I am pleased to report that notwithstanding last week’s tumultuous midterm elections, the U.S. Capitol Building is alive and well. Whether Congress will actually accomplish anything in its hallowed halls this coming session, however, remains to be seen.
My, how time flies! It was just over 225 years ago that George Washington laid the U.S. Capitol cornerstone at the southeast corner of its foundation to mark the building of what has been hailed as our nation’s most symbolically important and architecturally impressive building. It was one festive event! After crossing the Potomac with a company of volunteer artillerymen from nearby Alexandria, the father of our country also hooked up with local Masonic Lodge members and then led a mini-parade to the Capitol site about one and a half miles away. According to reliable sources, the celebratory barbeque following the ceremony was quite the bomb!
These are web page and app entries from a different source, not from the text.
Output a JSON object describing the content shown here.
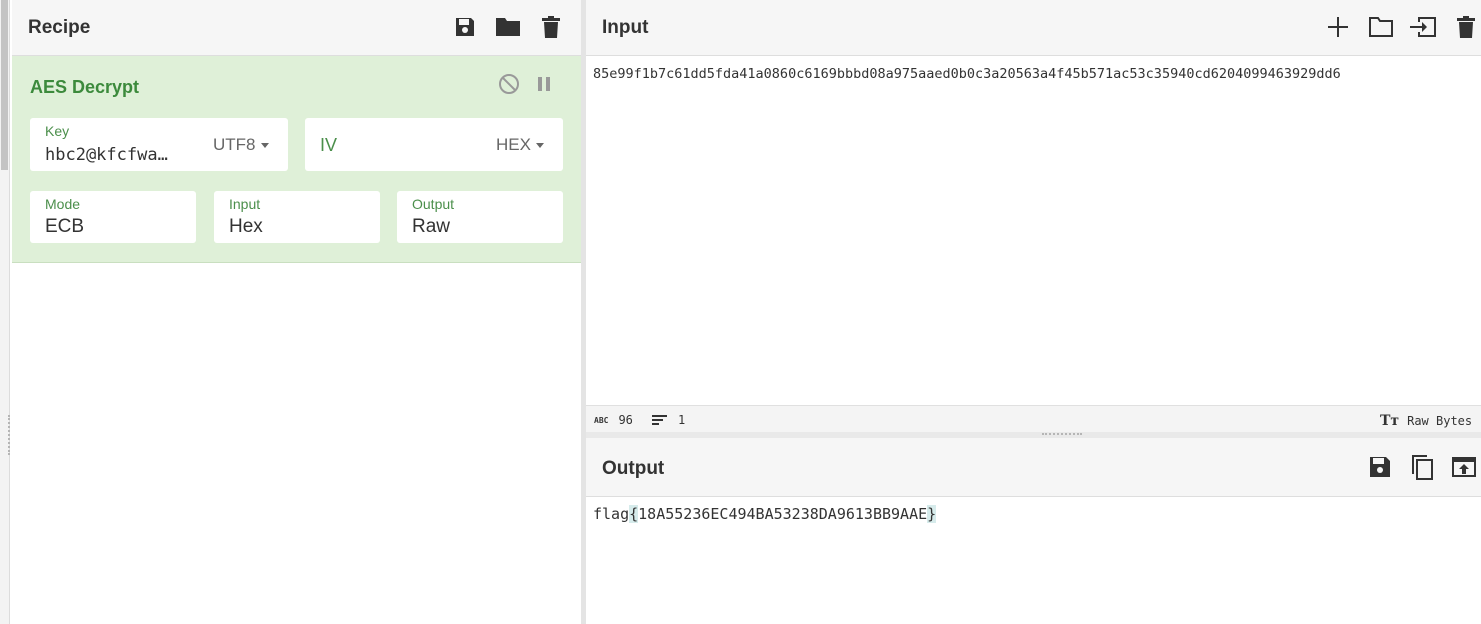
{
  "recipe": {
    "title": "Recipe",
    "icons": [
      "save-icon",
      "folder-icon",
      "trash-icon"
    ],
    "operation": {
      "title": "AES Decrypt",
      "key": {
        "label": "Key",
        "value": "hbc2@kfcfwa…",
        "encoding": "UTF8"
      },
      "iv": {
        "label": "IV",
        "encoding": "HEX"
      },
      "mode": {
        "label": "Mode",
        "value": "ECB"
      },
      "input": {
        "label": "Input",
        "value": "Hex"
      },
      "output": {
        "label": "Output",
        "value": "Raw"
      },
      "accent_color": "#3c8a3c",
      "background_color": "#dff0d8"
    }
  },
  "input": {
    "title": "Input",
    "text": "85e99f1b7c61dd5fda41a0860c6169bbbd08a975aaed0b0c3a20563a4f45b571ac53c35940cd6204099463929dd6",
    "icons": [
      "plus-icon",
      "folder-icon",
      "import-icon",
      "trash-icon"
    ],
    "status": {
      "chars": "96",
      "lines": "1",
      "encoding": "Raw Bytes"
    }
  },
  "output": {
    "title": "Output",
    "prefix": "flag",
    "open_brace": "{",
    "body": "18A55236EC494BA53238DA9613BB9AAE",
    "close_brace": "}",
    "icons": [
      "save-icon",
      "copy-icon",
      "open-in-input-icon"
    ]
  }
}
But alas, construction proceeded at a snail’s pace under a succession of architects. Although the Senate wing was completed in 1800, the House wing wasn’t done until 1811. A huge setback occurred during the War of 1812 when British troops set fire to the Capitol in 1814. Although a rainstorm thankfully saved the Capitol from complete destruction, the restoration and redesign work wasn’t finished until 1826.
By 1850 it was obvious the Capitol was too small thanks to the enormous territorial growth of the nation. Instead of 30 senators, there were now 62 – while the House had grown from 69 representatives to 233. Given this rapid expansion, an appropriations bill was passed which funded the construction of the large northern and southern wings containing new legislative chambers. Good contractors must’ve been hard to find, though, as this phase wasn’t completed until 1868 (though a certain civil war may have interrupted things too).
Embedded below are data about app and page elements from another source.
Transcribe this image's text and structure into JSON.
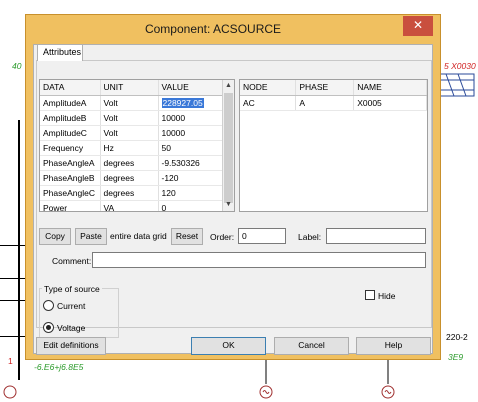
{
  "background": {
    "left_top_label": "40",
    "right_top_label_red": "5  X0030",
    "right_bottom_label_1": "220-2",
    "right_bottom_label_2": "3E9",
    "left_bottom_label": "-6.E6+j6.8E5",
    "left_marker": "1"
  },
  "dialog": {
    "title": "Component: ACSOURCE",
    "close_glyph": "✕",
    "tab_label": "Attributes",
    "data_grid": {
      "columns": [
        "DATA",
        "UNIT",
        "VALUE"
      ],
      "rows": [
        {
          "data": "AmplitudeA",
          "unit": "Volt",
          "value": "228927.05"
        },
        {
          "data": "AmplitudeB",
          "unit": "Volt",
          "value": "10000"
        },
        {
          "data": "AmplitudeC",
          "unit": "Volt",
          "value": "10000"
        },
        {
          "data": "Frequency",
          "unit": "Hz",
          "value": "50"
        },
        {
          "data": "PhaseAngleA",
          "unit": "degrees",
          "value": "-9.530326"
        },
        {
          "data": "PhaseAngleB",
          "unit": "degrees",
          "value": "-120"
        },
        {
          "data": "PhaseAngleC",
          "unit": "degrees",
          "value": "120"
        },
        {
          "data": "Power",
          "unit": "VA",
          "value": "0"
        }
      ]
    },
    "node_grid": {
      "columns": [
        "NODE",
        "PHASE",
        "NAME"
      ],
      "rows": [
        {
          "node": "AC",
          "phase": "A",
          "name": "X0005"
        }
      ]
    },
    "copy_label": "Copy",
    "paste_label": "Paste",
    "paste_suffix": "entire data grid",
    "reset_label": "Reset",
    "order_label": "Order:",
    "order_value": "0",
    "label_label": "Label:",
    "label_value": "",
    "comment_label": "Comment:",
    "comment_value": "",
    "source_group_label": "Type of source",
    "source_options": [
      {
        "label": "Current",
        "selected": false
      },
      {
        "label": "Voltage",
        "selected": true
      }
    ],
    "hide_label": "Hide",
    "hide_checked": false,
    "edit_definitions_label": "Edit definitions",
    "ok_label": "OK",
    "cancel_label": "Cancel",
    "help_label": "Help"
  },
  "colors": {
    "dialog_frame": "#f0c060",
    "close_button": "#c94f3e",
    "selection": "#3a78d8",
    "schematic_green": "#2a9a2a",
    "schematic_red": "#d02020"
  }
}
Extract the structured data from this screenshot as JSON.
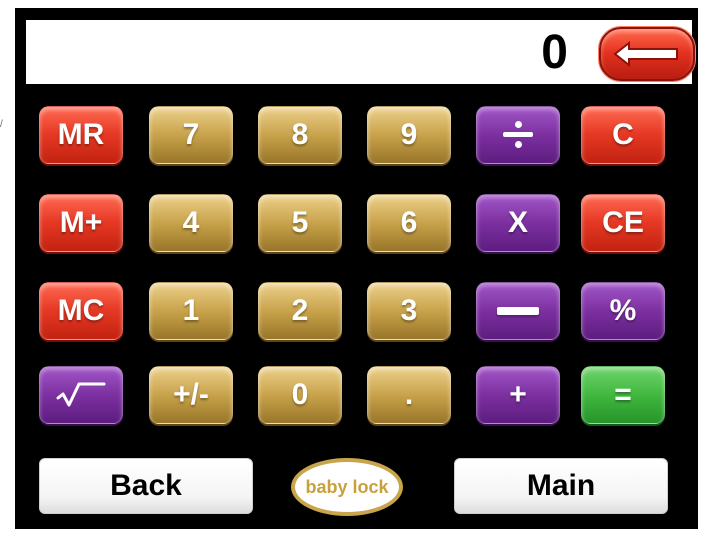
{
  "display": {
    "value": "0"
  },
  "buttons": {
    "mr": "MR",
    "mplus": "M+",
    "mc": "MC",
    "seven": "7",
    "eight": "8",
    "nine": "9",
    "four": "4",
    "five": "5",
    "six": "6",
    "one": "1",
    "two": "2",
    "three": "3",
    "plus_minus": "+/-",
    "zero": "0",
    "decimal": ".",
    "clear": "C",
    "clear_entry": "CE",
    "multiply": "X",
    "percent": "%",
    "plus": "+",
    "equals": "="
  },
  "footer": {
    "back": "Back",
    "main": "Main",
    "logo_text": "baby lock"
  },
  "icons": {
    "backspace": "backspace-arrow-icon",
    "divide": "divide-icon",
    "minus": "minus-icon",
    "sqrt": "square-root-icon"
  },
  "colors": {
    "background": "#000000",
    "display": "#ffffff",
    "memory_buttons": "#e63924",
    "digit_buttons": "#c7a149",
    "operator_buttons": "#7b2f9f",
    "equals_button": "#3fb63e",
    "logo_gold": "#c8a54a"
  }
}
The Capitol has continued to evolve over time, with the Capitol Visitor Center – completed in 2008 – being the most recent improvement. The Capitol is now a major tourist attraction with millions of visitors each year.
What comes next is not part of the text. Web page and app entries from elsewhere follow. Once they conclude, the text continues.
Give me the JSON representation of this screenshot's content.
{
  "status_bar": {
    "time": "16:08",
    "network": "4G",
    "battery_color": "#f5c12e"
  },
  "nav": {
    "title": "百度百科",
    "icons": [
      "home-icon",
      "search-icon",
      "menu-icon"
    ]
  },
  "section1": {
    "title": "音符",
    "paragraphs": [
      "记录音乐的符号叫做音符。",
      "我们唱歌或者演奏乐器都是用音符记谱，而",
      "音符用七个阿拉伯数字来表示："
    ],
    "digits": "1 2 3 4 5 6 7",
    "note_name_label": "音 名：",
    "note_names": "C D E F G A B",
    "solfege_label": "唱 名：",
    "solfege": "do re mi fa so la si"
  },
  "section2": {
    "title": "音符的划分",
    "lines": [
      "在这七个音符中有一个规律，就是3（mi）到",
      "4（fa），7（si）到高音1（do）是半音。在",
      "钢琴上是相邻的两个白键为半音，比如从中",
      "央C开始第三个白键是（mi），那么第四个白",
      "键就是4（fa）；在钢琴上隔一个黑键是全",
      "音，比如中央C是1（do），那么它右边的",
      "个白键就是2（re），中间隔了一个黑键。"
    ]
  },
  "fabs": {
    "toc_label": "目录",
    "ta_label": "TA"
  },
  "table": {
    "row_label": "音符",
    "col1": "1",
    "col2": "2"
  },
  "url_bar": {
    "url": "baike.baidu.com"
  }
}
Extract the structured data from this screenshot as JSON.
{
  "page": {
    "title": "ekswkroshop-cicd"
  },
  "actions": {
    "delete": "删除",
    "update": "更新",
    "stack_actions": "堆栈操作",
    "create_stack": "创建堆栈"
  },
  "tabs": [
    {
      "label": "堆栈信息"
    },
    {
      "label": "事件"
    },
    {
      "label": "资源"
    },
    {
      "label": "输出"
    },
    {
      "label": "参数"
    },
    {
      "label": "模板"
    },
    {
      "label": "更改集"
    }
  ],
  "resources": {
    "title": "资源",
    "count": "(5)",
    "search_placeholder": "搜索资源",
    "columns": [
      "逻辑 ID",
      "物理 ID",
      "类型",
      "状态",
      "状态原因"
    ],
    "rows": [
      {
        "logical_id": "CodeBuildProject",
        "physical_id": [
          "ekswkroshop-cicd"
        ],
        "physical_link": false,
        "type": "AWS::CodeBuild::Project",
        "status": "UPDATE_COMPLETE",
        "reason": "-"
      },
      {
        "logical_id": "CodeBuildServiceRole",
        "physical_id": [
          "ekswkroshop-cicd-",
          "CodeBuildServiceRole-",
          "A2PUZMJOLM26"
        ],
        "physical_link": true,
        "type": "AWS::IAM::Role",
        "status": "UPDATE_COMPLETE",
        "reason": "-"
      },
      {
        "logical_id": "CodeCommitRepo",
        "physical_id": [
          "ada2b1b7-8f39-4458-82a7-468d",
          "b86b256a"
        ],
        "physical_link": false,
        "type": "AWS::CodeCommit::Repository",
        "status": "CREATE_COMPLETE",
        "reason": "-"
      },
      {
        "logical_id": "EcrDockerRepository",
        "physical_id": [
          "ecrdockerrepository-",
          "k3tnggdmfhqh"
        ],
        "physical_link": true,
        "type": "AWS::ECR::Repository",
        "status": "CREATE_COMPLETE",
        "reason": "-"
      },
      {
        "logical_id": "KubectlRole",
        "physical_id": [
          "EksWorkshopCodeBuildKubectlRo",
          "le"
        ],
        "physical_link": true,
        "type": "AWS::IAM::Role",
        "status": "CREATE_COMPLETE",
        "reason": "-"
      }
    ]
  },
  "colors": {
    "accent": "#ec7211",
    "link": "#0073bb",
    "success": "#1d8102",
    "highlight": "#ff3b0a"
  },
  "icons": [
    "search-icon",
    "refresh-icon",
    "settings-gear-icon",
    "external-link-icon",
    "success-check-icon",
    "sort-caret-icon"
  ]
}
As shown by the image to the right (or below depending on the size of your monitor), the Capitol is equally impressive at night. This result is actually five images taken consecutively at different exposures – and then merged together using software. This way, you don’t have muddy dark areas or blown-out highlights but instead have details throughout the image.
It’s a good thing my sister lives in Washington, D.C. – otherwise, I probably wouldn’t have any images from our nation’s capital. Whatever your politics, it is truly worth a visit. If you would like a remembrance of Washington, D.C., or if it is on your bucket list of places to visit, please stop by our gallery on Bainbridge Island and check out our assortment of images. For gallery hours, please consult our Contact page.
Ciao for now!
Andrew (“Andy”) Bergh